(Italy/Spain - 1982)
Directed by Anthony Richmond (Tonino Ricci). Written by Jaime Comas and Victor A. Catena. Cast: David Warbeck, Janet Agren, Franco Ressel, Roberto Ricci, Jose R. Lifante, Miguel Herrera, Eugenio Benito, Ovidio Taito, Jose Maria Labernie, Ilaria Maria Bianchi, Fabian Conde, Vittorio Calo, Goffredo Unger. (Unrated, 93 mins)
"What you have seen might really happen...perhaps it already has!" - PANIC closing credits
Sent straight to late-night TV as part of a Cinema Shares syndication package, PANIC is an instantly recognizable staple of the 1980s video store glory days thanks to its gross cover art on the big Gorgon Video clamshell cover box. All these years later, it's still not very good and its minimal charms lie almost exclusively in sentimentality for a bygone era. Nevertheless, I'm all in favor of any obscure horror movie resurrected on Blu-ray, and Code Red's recent release is a huge step up from the dogshit VHS print that's been recycled on several budget "50 Horror Classics" public domain sets from Brentwood and Mill Creek. Despite the upgrade to HD and full color correction that makes it so you can actually see what's going on, PANIC remains a largely terrible movie, but it's the kind of junky, barely competent Eurocult flick that keeps fans of such stuff (like this guy--hey, I make no apologies; if you're reading this, you understand that this is the life we've chosen) always coming back for more.

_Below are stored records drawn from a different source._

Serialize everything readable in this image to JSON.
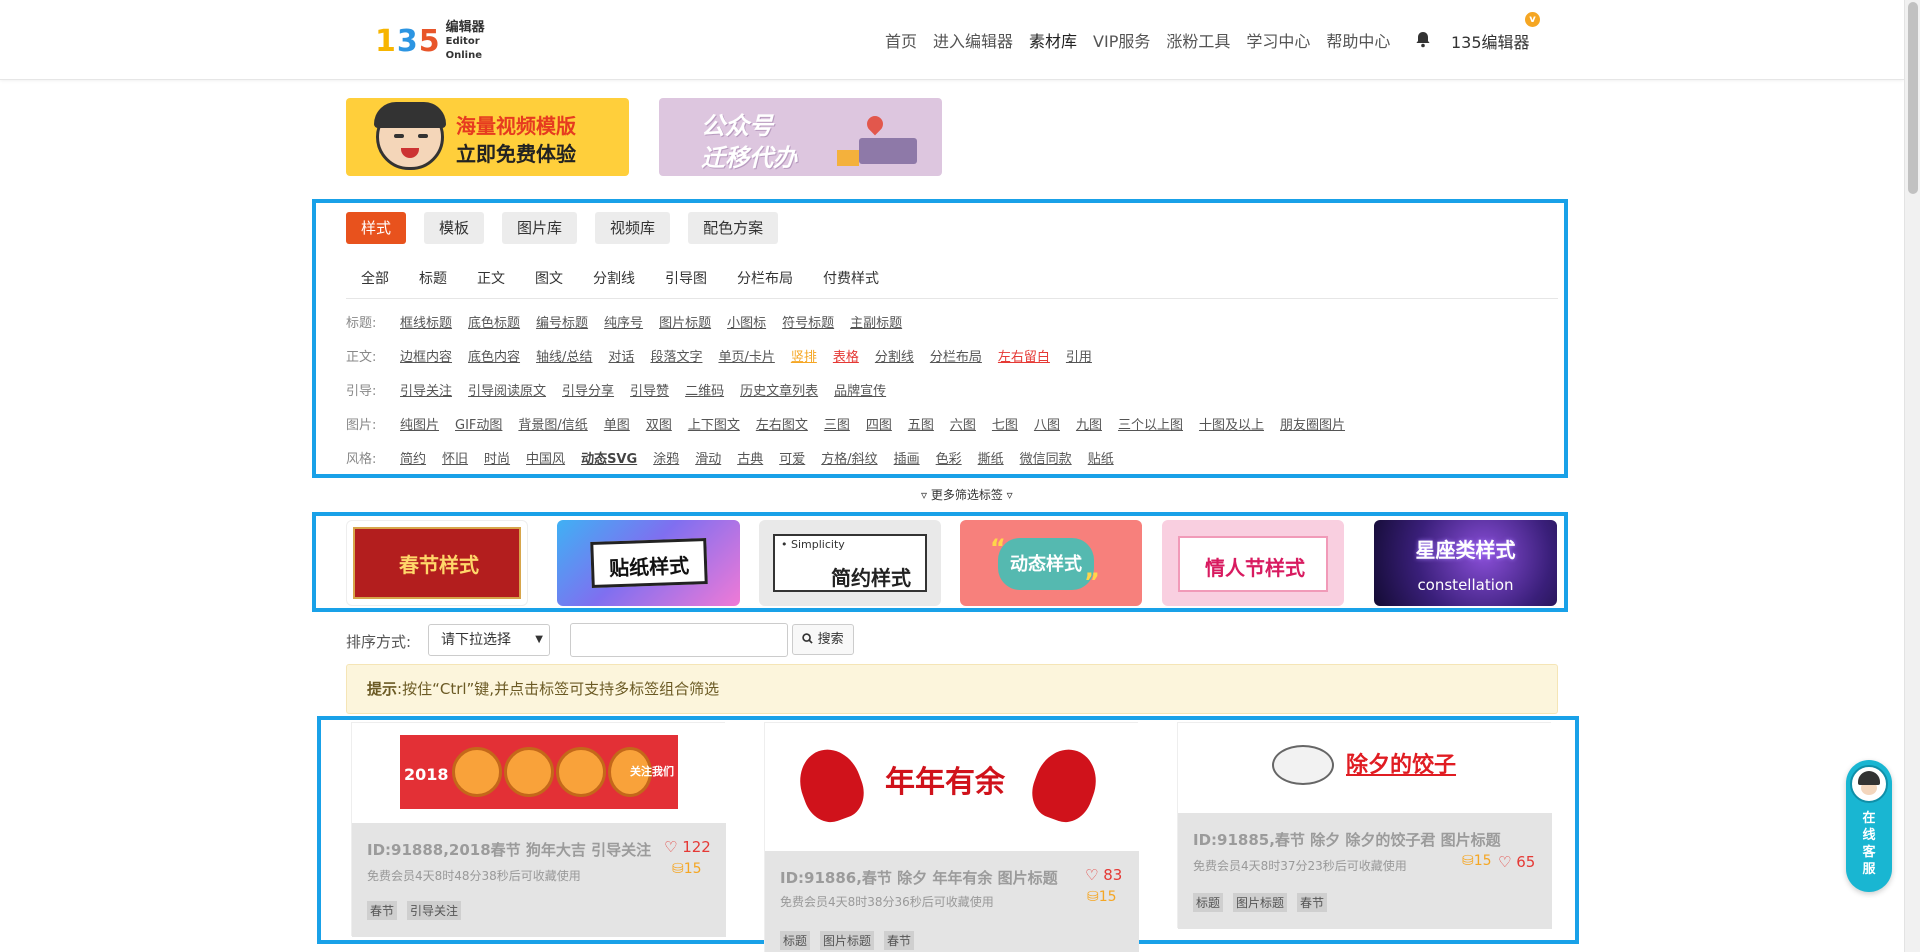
{
  "header": {
    "logo": {
      "mark": "135",
      "cn": "编辑器",
      "en": "Editor Online"
    },
    "nav": [
      {
        "label": "首页"
      },
      {
        "label": "进入编辑器"
      },
      {
        "label": "素材库"
      },
      {
        "label": "VIP服务"
      },
      {
        "label": "涨粉工具"
      },
      {
        "label": "学习中心"
      },
      {
        "label": "帮助中心"
      }
    ],
    "user_name": "135编辑器",
    "vip_badge": "v"
  },
  "banners": [
    {
      "line1": "海量视频模版",
      "line2": "立即免费体验"
    },
    {
      "line1": "公众号",
      "line2": "迁移代办"
    }
  ],
  "main_tabs": [
    "样式",
    "模板",
    "图片库",
    "视频库",
    "配色方案"
  ],
  "active_main_tab": "样式",
  "sub_tabs": [
    "全部",
    "标题",
    "正文",
    "图文",
    "分割线",
    "引导图",
    "分栏布局",
    "付费样式"
  ],
  "filters": [
    {
      "label": "标题:",
      "tags": [
        "框线标题",
        "底色标题",
        "编号标题",
        "纯序号",
        "图片标题",
        "小图标",
        "符号标题",
        "主副标题"
      ]
    },
    {
      "label": "正文:",
      "tags": [
        "边框内容",
        "底色内容",
        "轴线/总结",
        "对话",
        "段落文字",
        "单页/卡片",
        "竖排",
        "表格",
        "分割线",
        "分栏布局",
        "左右留白",
        "引用"
      ]
    },
    {
      "label": "引导:",
      "tags": [
        "引导关注",
        "引导阅读原文",
        "引导分享",
        "引导赞",
        "二维码",
        "历史文章列表",
        "品牌宣传"
      ]
    },
    {
      "label": "图片:",
      "tags": [
        "纯图片",
        "GIF动图",
        "背景图/信纸",
        "单图",
        "双图",
        "上下图文",
        "左右图文",
        "三图",
        "四图",
        "五图",
        "六图",
        "七图",
        "八图",
        "九图",
        "三个以上图",
        "十图及以上",
        "朋友圈图片"
      ]
    },
    {
      "label": "风格:",
      "tags": [
        "简约",
        "怀旧",
        "时尚",
        "中国风",
        "动态SVG",
        "涂鸦",
        "滑动",
        "古典",
        "可爱",
        "方格/斜纹",
        "插画",
        "色彩",
        "撕纸",
        "微信同款",
        "贴纸"
      ]
    }
  ],
  "more_filters": "▿ 更多筛选标签 ▿",
  "categories": [
    {
      "label": "春节样式"
    },
    {
      "label": "贴纸样式"
    },
    {
      "label": "简约样式",
      "sub": "• Simplicity"
    },
    {
      "label": "动态样式"
    },
    {
      "label": "情人节样式"
    },
    {
      "label": "星座类样式",
      "sub": "constellation"
    }
  ],
  "sort": {
    "label": "排序方式:",
    "select_value": "请下拉选择",
    "search_placeholder": "",
    "search_button": "搜索"
  },
  "tip": {
    "bold": "提示",
    "text": ":按住“Ctrl”键,并点击标签可支持多标签组合筛选"
  },
  "cards": [
    {
      "title": "ID:91888,2018春节 狗年大吉 引导关注",
      "likes": "122",
      "coins": "15",
      "member": "免费会员4天8时48分38秒后可收藏使用",
      "tags": [
        "春节",
        "引导关注"
      ],
      "art_year": "2018",
      "art_follow": "关注我们"
    },
    {
      "title": "ID:91886,春节 除夕 年年有余 图片标题",
      "likes": "83",
      "coins": "15",
      "member": "免费会员4天8时38分36秒后可收藏使用",
      "tags": [
        "标题",
        "图片标题",
        "春节"
      ],
      "art_text": "年年有余"
    },
    {
      "title": "ID:91885,春节 除夕 除夕的饺子君 图片标题",
      "likes": "65",
      "coins": "15",
      "member": "免费会员4天8时37分23秒后可收藏使用",
      "tags": [
        "标题",
        "图片标题",
        "春节"
      ],
      "art_text": "除夕的饺子"
    }
  ],
  "chat_widget": {
    "text": "在线客服"
  },
  "colors": {
    "accent": "#e8521d",
    "annotation_frame": "#19a1e8",
    "like": "#e53935",
    "coin": "#f5a623",
    "chat": "#19b6d2"
  }
}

THE CRAZIES and Umberto Lenzi's NIGHTMARE CITY with its accidentally leaked contagion, created by a pharmaceutical company cleverly called "Chemicale." They claim to manufacture aspirin and antibiotics, but they've been conducting secret experiments in biological and chemical warfare for the British government. A lab mishap makes some rats go insane and turns Professor Adams (Roberto Ricci) into an oozing, monstrous, murderous madman on a citywide rampage. The government is desperate to contain the situation, and Chemicale CEO Milton (Franco Ressel) tries to keep a lid on it, but Adams' altruistic assistant Jane (frequent Ricci star Janet Agren) refuses to play along, teaming with special agent Captain Kirk (David Warbeck) to boldly go where no man has gone before to find Adams. Meanwhile, the government is so concerned with keeping this quiet that they're willing to resort to "Plan Q," which is to basically drop a nuke on London. The film never specifies why Plans A-through-P wouldn't be sufficient.

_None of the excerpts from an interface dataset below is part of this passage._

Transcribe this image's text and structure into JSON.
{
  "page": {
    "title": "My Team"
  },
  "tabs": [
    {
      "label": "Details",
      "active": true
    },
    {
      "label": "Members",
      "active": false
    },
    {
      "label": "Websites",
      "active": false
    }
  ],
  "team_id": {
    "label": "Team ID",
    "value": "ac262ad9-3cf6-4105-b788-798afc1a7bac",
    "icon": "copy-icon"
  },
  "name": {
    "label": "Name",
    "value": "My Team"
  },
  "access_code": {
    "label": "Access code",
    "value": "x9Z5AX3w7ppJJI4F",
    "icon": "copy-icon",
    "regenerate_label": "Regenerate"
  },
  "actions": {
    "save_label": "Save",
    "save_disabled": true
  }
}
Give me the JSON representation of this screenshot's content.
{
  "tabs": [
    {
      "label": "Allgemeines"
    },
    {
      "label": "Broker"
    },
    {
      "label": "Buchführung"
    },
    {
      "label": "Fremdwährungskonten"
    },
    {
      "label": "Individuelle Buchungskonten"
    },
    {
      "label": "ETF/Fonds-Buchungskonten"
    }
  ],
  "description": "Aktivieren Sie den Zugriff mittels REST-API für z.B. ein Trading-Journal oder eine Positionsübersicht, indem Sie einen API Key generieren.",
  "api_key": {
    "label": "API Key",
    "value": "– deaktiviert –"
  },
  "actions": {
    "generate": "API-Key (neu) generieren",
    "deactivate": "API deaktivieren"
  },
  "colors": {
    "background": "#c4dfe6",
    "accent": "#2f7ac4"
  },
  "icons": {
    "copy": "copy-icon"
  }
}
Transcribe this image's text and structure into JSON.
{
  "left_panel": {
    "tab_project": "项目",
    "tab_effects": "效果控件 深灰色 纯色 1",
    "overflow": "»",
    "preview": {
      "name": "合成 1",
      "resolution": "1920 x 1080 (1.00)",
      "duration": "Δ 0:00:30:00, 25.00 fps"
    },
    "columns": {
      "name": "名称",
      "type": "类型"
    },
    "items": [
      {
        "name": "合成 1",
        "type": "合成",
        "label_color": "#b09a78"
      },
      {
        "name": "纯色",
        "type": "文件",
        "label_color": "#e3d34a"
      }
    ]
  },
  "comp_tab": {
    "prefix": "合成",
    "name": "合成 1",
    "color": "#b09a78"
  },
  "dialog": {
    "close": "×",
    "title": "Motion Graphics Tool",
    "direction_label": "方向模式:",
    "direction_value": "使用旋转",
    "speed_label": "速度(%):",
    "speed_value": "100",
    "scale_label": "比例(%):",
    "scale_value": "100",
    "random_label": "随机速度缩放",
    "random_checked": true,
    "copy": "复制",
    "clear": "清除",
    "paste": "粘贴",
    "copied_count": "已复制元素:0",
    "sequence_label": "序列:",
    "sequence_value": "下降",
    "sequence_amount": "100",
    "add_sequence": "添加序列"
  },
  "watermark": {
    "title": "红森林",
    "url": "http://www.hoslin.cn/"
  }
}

NIGHT OF THE SHARKS, one of the very few times he managed to secure a real Hollywood actor in the form of Treat Williams. Williams wasn't that far removed from ONCE UPON A TIME IN AMERICA and an acclaimed turn in the indie SMOOTH TALK when he was somehow cajoled into appearing in a Tonino Ricci joint, but even with his presence, the dull SHARKS only managed a straight-to-video release in 1990. Ricci retired from filmmaking after the 1998 family adventure BUCK AND THE MAGIC BRACELET, with vacationing American actors like the POLICE ACADEMY franchise's replacement Guttenberg and oblivious HAND THAT ROCKS THE CRADLE husband Matt McCoy and '60s and '70s TV fixture Abby Dalton mixing it up with DEMONS legend Bobby Rhodes and perennial Ricci bestie "Conrad Nichols."
Variety ad on 10/24/1981 with the breaking news

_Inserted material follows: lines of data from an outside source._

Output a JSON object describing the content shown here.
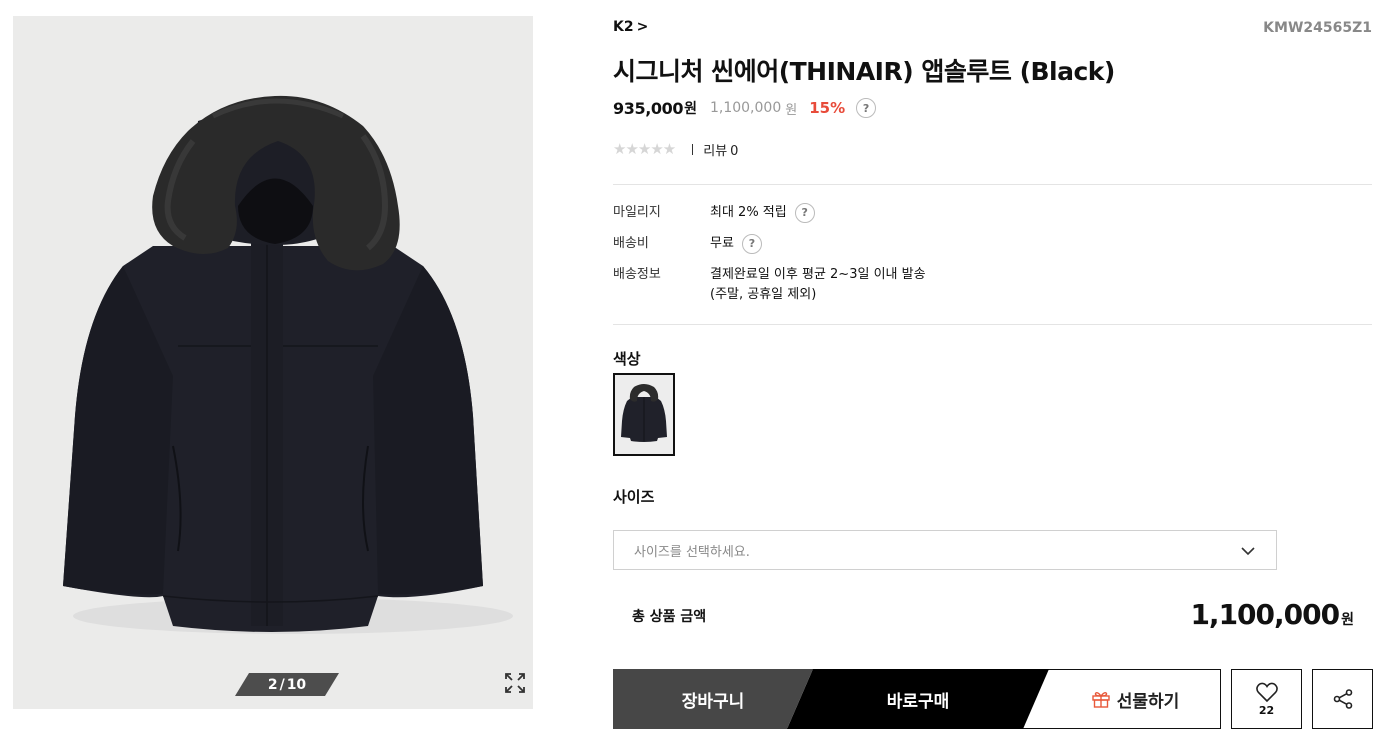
{
  "gallery": {
    "current": "2",
    "separator": "/",
    "total": "10"
  },
  "product": {
    "brand": "K2",
    "brand_chevron": ">",
    "sku": "KMW24565Z1",
    "title": "시그니처 씬에어(THINAIR) 앱솔루트 (Black)",
    "sale_price": "935,000",
    "sale_unit": "원",
    "original_price": "1,100,000",
    "original_unit": "원",
    "discount": "15%",
    "help_glyph": "?"
  },
  "rating": {
    "stars": "★★★★★",
    "review_label": "리뷰",
    "review_count": "0"
  },
  "info": [
    {
      "label": "마일리지",
      "value": "최대 2% 적립"
    },
    {
      "label": "배송비",
      "value": "무료"
    },
    {
      "label": "배송정보",
      "value_line1": "결제완료일 이후 평균 2~3일 이내 발송",
      "value_line2": "(주말, 공휴일 제외)"
    }
  ],
  "color": {
    "label": "색상",
    "selected": "Black"
  },
  "size": {
    "label": "사이즈",
    "placeholder": "사이즈를 선택하세요."
  },
  "total": {
    "label": "총 상품 금액",
    "amount": "1,100,000",
    "unit": "원"
  },
  "actions": {
    "cart": "장바구니",
    "buy": "바로구매",
    "gift": "선물하기",
    "like_count": "22"
  },
  "colors": {
    "discount": "#e84b3a",
    "gift_icon": "#e8593a",
    "cart_bg": "#474747",
    "buy_bg": "#000000"
  },
  "icons": {
    "zoom": "expand-icon",
    "dropdown": "chevron-down-icon",
    "gift": "gift-icon",
    "like": "heart-icon",
    "share": "share-icon"
  }
}
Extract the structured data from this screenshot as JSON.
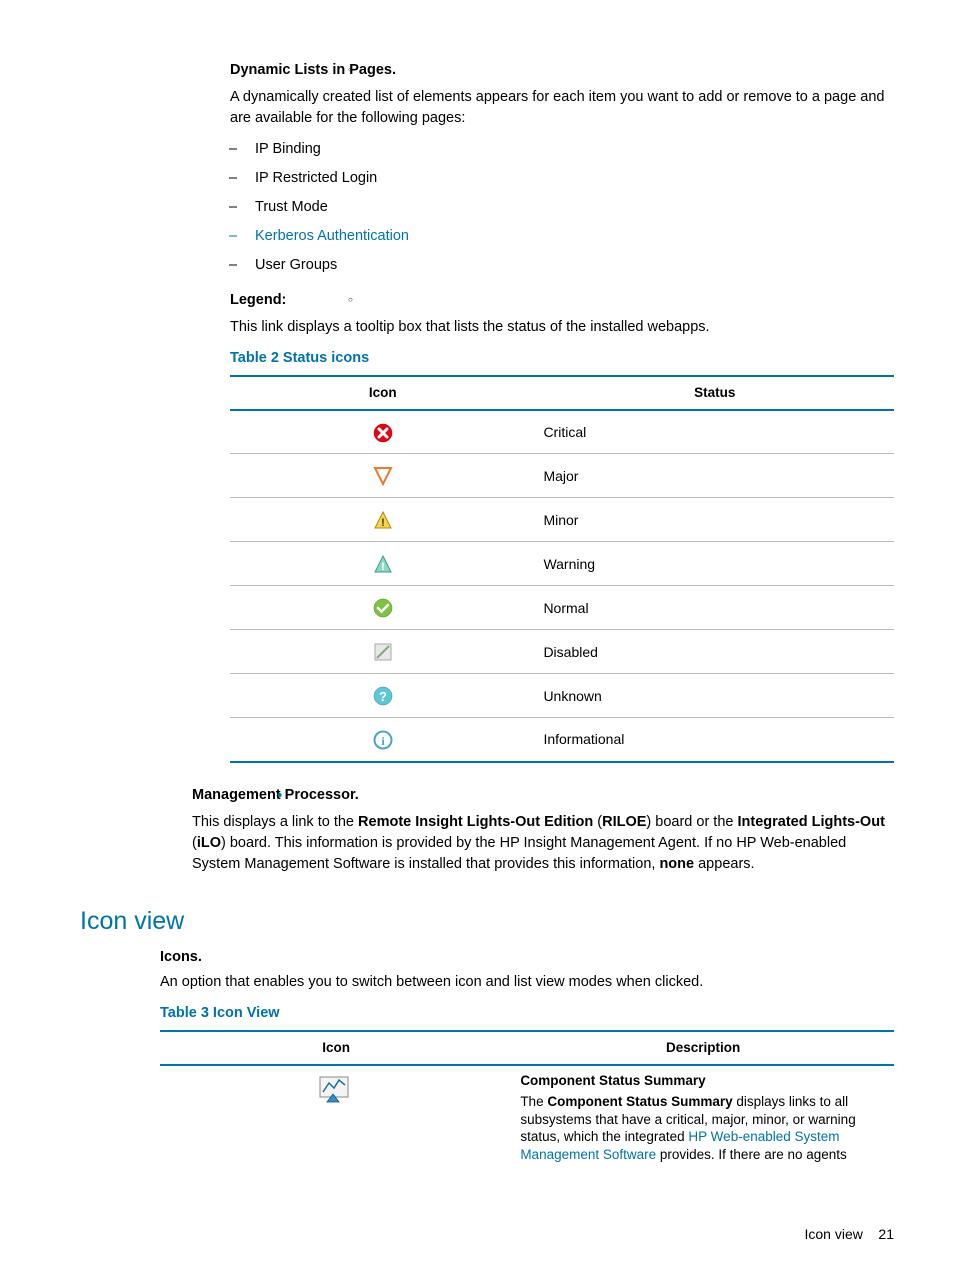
{
  "sections": {
    "dynamic_lists": {
      "title": "Dynamic Lists in Pages.",
      "body": "A dynamically created list of elements appears for each item you want to add or remove to a page and are available for the following pages:",
      "items": [
        "IP Binding",
        "IP Restricted Login",
        "Trust Mode",
        "Kerberos Authentication",
        "User Groups"
      ]
    },
    "legend": {
      "title": "Legend:",
      "body": "This link displays a tooltip box that lists the status of the installed webapps."
    },
    "table2": {
      "caption": "Table 2 Status icons",
      "headers": [
        "Icon",
        "Status"
      ],
      "rows": [
        "Critical",
        "Major",
        "Minor",
        "Warning",
        "Normal",
        "Disabled",
        "Unknown",
        "Informational"
      ]
    },
    "mgmt": {
      "title": "Management Processor.",
      "body_pre": "This displays a link to the ",
      "riloe_bold": "Remote Insight Lights-Out Edition",
      "riloe_paren": " (",
      "riloe_abbr": "RILOE",
      "body_mid": ") board or the ",
      "ilo_bold": "Integrated Lights-Out",
      "ilo_paren": " (",
      "ilo_abbr": "iLO",
      "body_post1": ") board. This information is provided by the HP Insight Management Agent. If no HP Web-enabled System Management Software is installed that provides this information, ",
      "none_bold": "none",
      "body_post2": " appears."
    },
    "iconview": {
      "heading": "Icon view",
      "subhead": "Icons.",
      "subbody": "An option that enables you to switch between icon and list view modes when clicked.",
      "caption": "Table 3 Icon View",
      "headers": [
        "Icon",
        "Description"
      ],
      "row1_title": "Component Status Summary",
      "row1_pre": "The ",
      "row1_bold": "Component Status Summary",
      "row1_mid": " displays links to all subsystems that have a critical, major, minor, or warning status, which the integrated ",
      "row1_link": "HP Web-enabled System Management Software",
      "row1_post": " provides. If there are no agents"
    }
  },
  "footer": {
    "label": "Icon view",
    "page": "21"
  }
}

alerting the world to the existence of PANIC
(photo provided by William Wilson)